But on the other hand, I have seen these relationships work out really well too. Not often, but it does happen. My observation is that it really takes a very great deal of maturity, communication and empathy on the part of both partners. You both need to understand that you're in different places in a lot of different ways. That will mean a lot of flexibility and willingness to sacrifice some things in order to meet your partner half-way.
commented on NCAA Pulls Championships from North Carolina After Anti-Gay Laws
I know the parts of the bill affecting transgendered people has been getting the lion's share of the attention, so I really appreciate the effort to keep other parts of the law in the public view.
This sort of law is a perfect example of how Republican commitments to devolution of powers and local control are merely a sham meant to centralize power in those levels of government where Republicans tend to be most successful.
The whole argument is that political decisions should always be made at the lowest level practicable, because the more local the government is, the more reflective of its community it will be (in the way that the political culture in Seattle is light years from the political culture in Walla Walla). This was the argument that was deployed against federal involvement in the enforcement of civil rights.

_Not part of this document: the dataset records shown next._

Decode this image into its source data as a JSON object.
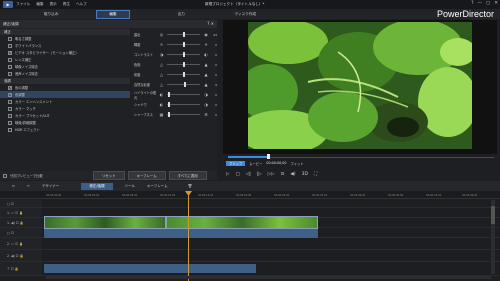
{
  "menu": {
    "items": [
      "ファイル",
      "編集",
      "表示",
      "再生",
      "ヘルプ"
    ],
    "title": "新規プロジェクト（タイトルなし）*",
    "win": [
      "?",
      "—",
      "▢",
      "✕"
    ]
  },
  "modes": [
    "取り込み",
    "編集",
    "出力",
    "ディスク作成"
  ],
  "brand": "PowerDirector",
  "panel": {
    "title": "補正/強調",
    "sec1": "補正",
    "sec1_items": [
      {
        "label": "明るさ調整",
        "checked": false
      },
      {
        "label": "ホワイトバランス",
        "checked": false
      },
      {
        "label": "ビデオ スタビライザー（モーション補正）",
        "checked": true
      },
      {
        "label": "レンズ補正",
        "checked": false
      },
      {
        "label": "映像ノイズ除去",
        "checked": false
      },
      {
        "label": "音声ノイズ除去",
        "checked": false
      }
    ],
    "sec2": "強調",
    "sec2_items": [
      {
        "label": "色の調整",
        "checked": true,
        "selected": false
      },
      {
        "label": "色調整",
        "checked": true,
        "selected": true
      },
      {
        "label": "カラー エンハンスメント",
        "checked": false,
        "selected": false
      },
      {
        "label": "カラー マッチ",
        "checked": false,
        "selected": false
      },
      {
        "label": "カラー プリセット/LUT",
        "checked": false,
        "selected": false
      },
      {
        "label": "映像/詳細調整",
        "checked": false,
        "selected": false
      },
      {
        "label": "HDR エフェクト",
        "checked": false,
        "selected": false
      }
    ],
    "sliders": [
      {
        "label": "露出",
        "value": 0.5,
        "num": "43"
      },
      {
        "label": "輝度",
        "value": 0.5,
        "num": "0"
      },
      {
        "label": "コントラスト",
        "value": 0.5,
        "num": "0"
      },
      {
        "label": "色相",
        "value": 0.5,
        "num": "0"
      },
      {
        "label": "彩度",
        "value": 0.5,
        "num": "0"
      },
      {
        "label": "自然な彩度",
        "value": 0.55,
        "num": "9"
      },
      {
        "label": "ハイライトの復元",
        "value": 0.02,
        "num": "0"
      },
      {
        "label": "シャドウ",
        "value": 0.02,
        "num": "0"
      },
      {
        "label": "シャープネス",
        "value": 0.02,
        "num": "0"
      }
    ],
    "footer_check": "分割プレビューで比較",
    "buttons": [
      "リセット",
      "キーフレーム",
      "すべてに適用"
    ]
  },
  "playback": {
    "times": [
      "00:00:00;00",
      "00;00",
      "00;00"
    ],
    "fit": "フィット",
    "labels": [
      "クリップ",
      "ムービー"
    ]
  },
  "toolbar": {
    "items": [
      "デザイナー",
      "修正/強調",
      "ツール",
      "キーフレーム"
    ]
  },
  "timeline": {
    "ticks": [
      "00;00;00;00",
      "00;00;03;10",
      "00;00;06;20",
      "00;00;10;00",
      "00;00;13;10",
      "00;00;16;20",
      "00;00;20;00",
      "00;00;23;10",
      "00;00;26;20",
      "00;00;30;00",
      "00;00;33;10",
      "00;00;36;20"
    ]
  },
  "colors": {
    "accent": "#3d8be0",
    "playhead": "#d29a2e",
    "selection": "#2f4560"
  }
}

Well, surprise! It turns out that local government really isn't the best place to reflect community values, if those values don't happen to serve your agenda.
The shame of it is, because of all of the attention being paid to the parts of the bill affecting transgendered people, the situation the left is creating is one where the NC legislature will feel compelled to cave, not by repealing the entire bill, but only by repealing or amending the part to do with restroom access and the like.

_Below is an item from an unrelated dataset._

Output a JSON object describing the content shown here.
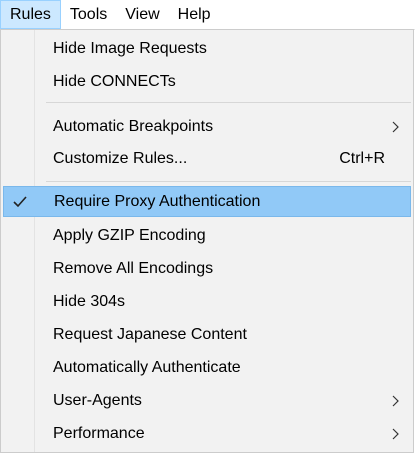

Which means that the minimum wage and anti-discrimination restrictions will probably stand.
I'm not saying that the transgender elements aren't important, because they are. But ultimately, they only affect a handful of people. Meanwhile, there are a ton of workers out there who will be severely affected by the other parts of the bill. And I've got a feeling they're really going to be the ones that we all, both left and right, throw under the bus in the name of compromise.
It's great that the NCAA and all these corporations are willing to stick up for the transgendered. Now lets make them stand up for everyone else too. And major kudos to you guys for continuing to do just that.
commented on Phyllis Schlafly
@15 Has it.
The irony of her life was that, whatever she may have said about feminism, she, herself, lived a feminist life. Educated, a lawyer, an activist, a politician, an author, not to mention wife and mother of six. Change her politics and she would have been an icon.
commented on NPR Believes in Miracles
I won't get into the whole theism vs. atheism thing mostly because I'm not a 21 year old college kid with a bag of pot handy.
What I will observe is that human beings seem to have a fairly deep impulse towards religion and spirituality. I'd hazard a guess that even the most committed atheist will feel the stirrings of something when coming to a particular spot in the mountains or a clearing or a spring or something. Likewise, we love our rituals. Just as Dan said, even if you don't believe in it, for someone raised Catholic, there's something comforting about the rhythm of the liturgy.
People believe in this stuff because they want to. Some of them on a really deep level. It's hardwired into humanity. You could, as some do, take that itself for a sign of the presence of a creator. But even if you don't, it's still there.
Eighty years of Soviet atheism and the Russian Orthodox church is still there, even growing. Millennia of hardship and slaughter and diaspora and Judaism, truly the religion that will not die, is still going strong.
So the whole "is there or isn't there?" argument is kinda beside the point. People are going to proceed on the basis that there is. Might as well get used to it.